WHAT IS REQUIRED: Where a line of the data holds the word "alamat", copy that line.

BEGIN DATA EXCERPTS

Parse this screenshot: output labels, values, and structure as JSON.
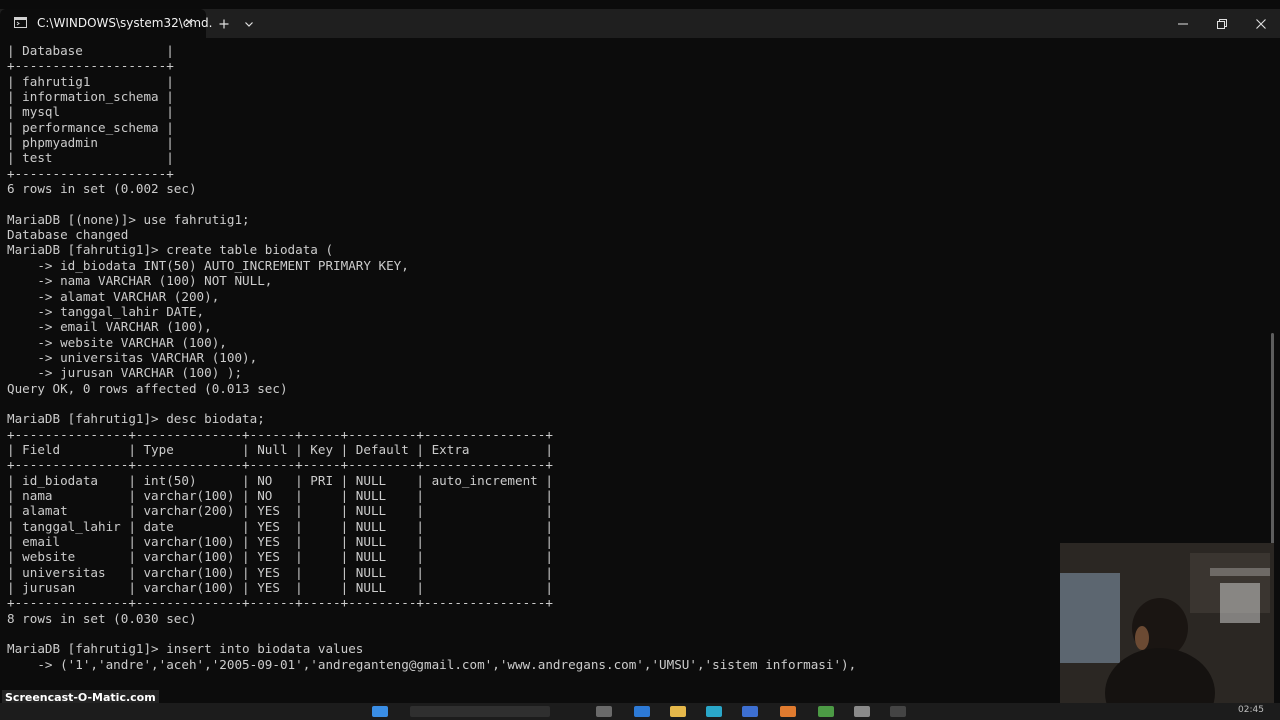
{
  "window": {
    "tab_title": "C:\\WINDOWS\\system32\\cmd.",
    "icons": [
      "terminal-icon",
      "close-icon",
      "plus-icon",
      "chevron-down-icon",
      "minimize-icon",
      "restore-icon",
      "close-icon"
    ]
  },
  "terminal": {
    "lines": [
      "| Database           |",
      "+--------------------+",
      "| fahrutig1          |",
      "| information_schema |",
      "| mysql              |",
      "| performance_schema |",
      "| phpmyadmin         |",
      "| test               |",
      "+--------------------+",
      "6 rows in set (0.002 sec)",
      "",
      "MariaDB [(none)]> use fahrutig1;",
      "Database changed",
      "MariaDB [fahrutig1]> create table biodata (",
      "    -> id_biodata INT(50) AUTO_INCREMENT PRIMARY KEY,",
      "    -> nama VARCHAR (100) NOT NULL,",
      "    -> alamat VARCHAR (200),",
      "    -> tanggal_lahir DATE,",
      "    -> email VARCHAR (100),",
      "    -> website VARCHAR (100),",
      "    -> universitas VARCHAR (100),",
      "    -> jurusan VARCHAR (100) );",
      "Query OK, 0 rows affected (0.013 sec)",
      "",
      "MariaDB [fahrutig1]> desc biodata;",
      "+---------------+--------------+------+-----+---------+----------------+",
      "| Field         | Type         | Null | Key | Default | Extra          |",
      "+---------------+--------------+------+-----+---------+----------------+",
      "| id_biodata    | int(50)      | NO   | PRI | NULL    | auto_increment |",
      "| nama          | varchar(100) | NO   |     | NULL    |                |",
      "| alamat        | varchar(200) | YES  |     | NULL    |                |",
      "| tanggal_lahir | date         | YES  |     | NULL    |                |",
      "| email         | varchar(100) | YES  |     | NULL    |                |",
      "| website       | varchar(100) | YES  |     | NULL    |                |",
      "| universitas   | varchar(100) | YES  |     | NULL    |                |",
      "| jurusan       | varchar(100) | YES  |     | NULL    |                |",
      "+---------------+--------------+------+-----+---------+----------------+",
      "8 rows in set (0.030 sec)",
      "",
      "MariaDB [fahrutig1]> insert into biodata values",
      "    -> ('1','andre','aceh','2005-09-01','andreganteng@gmail.com','www.andregans.com','UMSU','sistem informasi'),"
    ]
  },
  "watermark": "Screencast-O-Matic.com",
  "taskbar": {
    "time": "02:45"
  }
}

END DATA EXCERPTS

EXPECTED ANSWER:
      "    -> alamat VARCHAR (200),",
      "| alamat        | varchar(200) | YES  |     | NULL    |                |",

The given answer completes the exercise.